The Humber Wastewater Treatment Plant was originally constructed in 1960 and is Toronto’s second largest wastewater treatment plant. It services approximately 680,000 residents with an annual capacity of 473,000m3. The facility has undergone extensive upgrades to improve air quality and odor issues, including the biofilters.
The biofilter system consists of a group of concrete tanks which contain biofilter media. Air collected from various locations and buildings at the plant is pumped into the tanks, via a series of ducts, and filtered by the media to reduce odor and emissions.
A recent inspection at the plant determined that the biofilter media had reached its end of life and required replacement. During the removal of the biofilter media and tank clean-out, it was decided to improve the integrity of the containment. This involved the installation of a geomembrane lining system within the tank, as an added level of protection against any leakage.
Installing a geomembrane liner in a critical containment application within a square concrete tank with corners is particularly challenging and complex. This geomembrane installation required experienced installers who followed a strict installation protocol and QA/QC program. The contractor working on behalf of the city of Toronto reached out to Layfield Geosynthetics for recommendations for a suitable geomembrane to contain the biofilter media in an exposed tank application.
Layfield’s installation team conducted a field evaluation and recommended GeoFlex™ 60 mil (1.5 mm) polyolefin geomembrane as most appropriate for the application to line the three concrete biofilter tanks.
Each biofilter tank measures 8 m x 5 m x 1.4 m. The geomembrane’s prime grade resin and antioxidant formula provide excellent chemical and UV resistance for the required application. In addition, the selected specialty geomembrane provided a high degree of flexibility and elongation to allow for a more efficient installation within the tank edges, corners, and around penetrations.
The installation team lined the concrete biofilter tank with a continuous layer of conductive geotextile, while overlapping the seams to create a continuous conductive surface. Following installation of the geotextile, the geomembrane’s seams and penetrations were fusion welded, and the liner was mechanically attached at the top of the tank, using a typical mechanical attachment consisting of an SS316 ¼” x 2″ bar and gasket.
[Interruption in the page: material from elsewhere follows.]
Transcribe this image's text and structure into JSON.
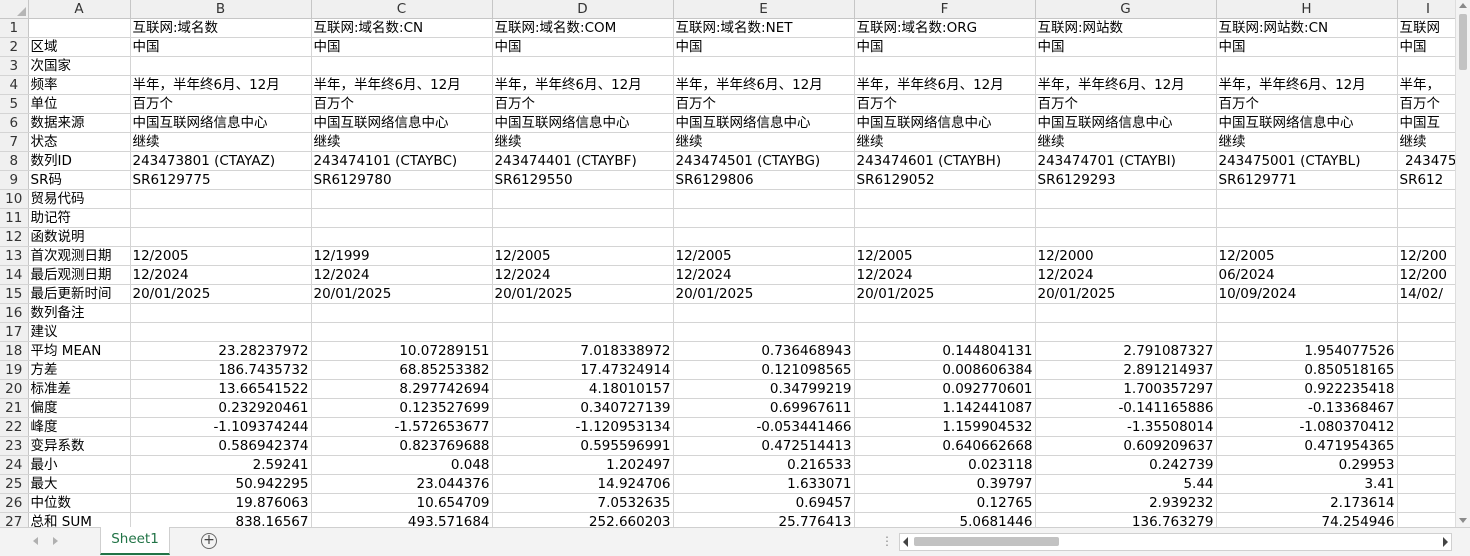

Pipe penetrations within the tank were flush-mounted, which presented another challenge as typical pipe boots to seal the penetrations would not be appropriate as they required an exposed piece of pipe to seal around. As a remedy, the installers created a picture frame attachment to seal the liner around the flush pipe penetration and it was compression fitted to the tank to create a dependable seal.
To help ensure there were no leaks in the installed geomembrane, the owner chose to perform an electric leak location survey (ELLS). This was facilitated with Layfield’s Geovolt® geotextile, which provided a conductive layer beneath the non-conductive geomembrane. This allowed the ELLS to find even the tiniest holes. During the ELLS, the technician places a voltage across the geomembrane and identifies any areas where the current flows through the geomembrane, thus identifying a leak.
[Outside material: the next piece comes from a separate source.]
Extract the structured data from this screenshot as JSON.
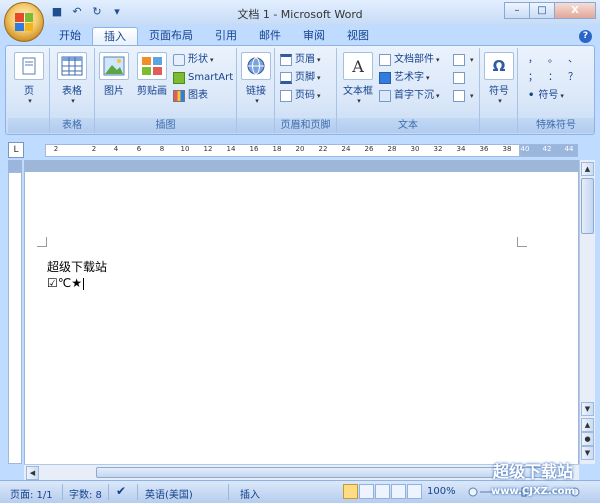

There are a variety of leak location techniques that can be considered. The Arc Test Method D7953 was chosen for this installation as this method is most appropriate for clean, dry, uncovered geomembranes. During the survey, one electrode is connected to the conductive geotextile below the liner, and a second electrode with high-voltage DC power is introduced above the liner. Where a leak occurs, the circuit is closed, and an arc and audible tone is created to notify the operator of the leak. Arc testing is a reliable and accurate method that can detect leaks smaller than 1 mm in diameter.
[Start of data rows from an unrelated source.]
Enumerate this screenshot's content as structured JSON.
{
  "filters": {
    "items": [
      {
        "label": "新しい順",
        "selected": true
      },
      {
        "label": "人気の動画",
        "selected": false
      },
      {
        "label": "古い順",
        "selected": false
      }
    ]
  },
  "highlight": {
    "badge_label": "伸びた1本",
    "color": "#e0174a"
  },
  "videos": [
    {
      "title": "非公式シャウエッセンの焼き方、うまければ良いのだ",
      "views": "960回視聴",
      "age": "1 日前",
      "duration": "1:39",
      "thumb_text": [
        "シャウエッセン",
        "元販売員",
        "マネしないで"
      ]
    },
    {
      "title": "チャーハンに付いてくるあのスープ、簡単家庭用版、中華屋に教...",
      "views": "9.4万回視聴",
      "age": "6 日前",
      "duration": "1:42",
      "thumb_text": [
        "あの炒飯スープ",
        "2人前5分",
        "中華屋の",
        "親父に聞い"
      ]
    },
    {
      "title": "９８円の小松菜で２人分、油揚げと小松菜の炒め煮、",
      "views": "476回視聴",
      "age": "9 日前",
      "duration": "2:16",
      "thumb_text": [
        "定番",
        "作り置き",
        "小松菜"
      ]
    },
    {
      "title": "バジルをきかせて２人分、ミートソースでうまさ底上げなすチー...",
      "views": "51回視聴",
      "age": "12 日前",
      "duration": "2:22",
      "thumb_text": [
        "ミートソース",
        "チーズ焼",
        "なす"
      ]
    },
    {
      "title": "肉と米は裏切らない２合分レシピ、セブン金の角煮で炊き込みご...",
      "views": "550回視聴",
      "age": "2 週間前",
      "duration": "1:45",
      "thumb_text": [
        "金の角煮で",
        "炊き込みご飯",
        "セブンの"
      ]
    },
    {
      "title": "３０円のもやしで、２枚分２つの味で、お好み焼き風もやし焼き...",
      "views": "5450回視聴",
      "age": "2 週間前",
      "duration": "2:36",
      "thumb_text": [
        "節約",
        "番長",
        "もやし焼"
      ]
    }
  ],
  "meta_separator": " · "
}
To validate the testing procedure, the inspector created an artificial leak within the liner to verify the testing equipment would detect it. Once the conductive geotextile is installed, it gives the owner flexibility to conduct leak surveys again in the future as part of inspection and maintenance programs. As a secondary function, it also provides a protective layer between the geomembrane and the concrete surface.
Layfield’s team installed the conductive geotextile and the polyolefin geomembrane within five days. The decision to use the flexible 60 mil geomembrane saved time on the installation and made detail work in the tight corners easily accomplished.
The conductive geotextile performed well, allowing for an efficient and reliable electronic leak inspection. The biofilter rehabilitation at the Humber Wastewater Treatment Plant demonstrated how two innovative geosynthetic products could work together to deliver reliable containment solutions for wastewater treatment facilities. Article written by Justin Gouthreau with Layfield Geosynthetics. Article republished with permission from Layfield Geosynthetics and Environmental Science & Engineering Magazine. Click here to see the original article in ES&E Magazine’s June 2023 issue.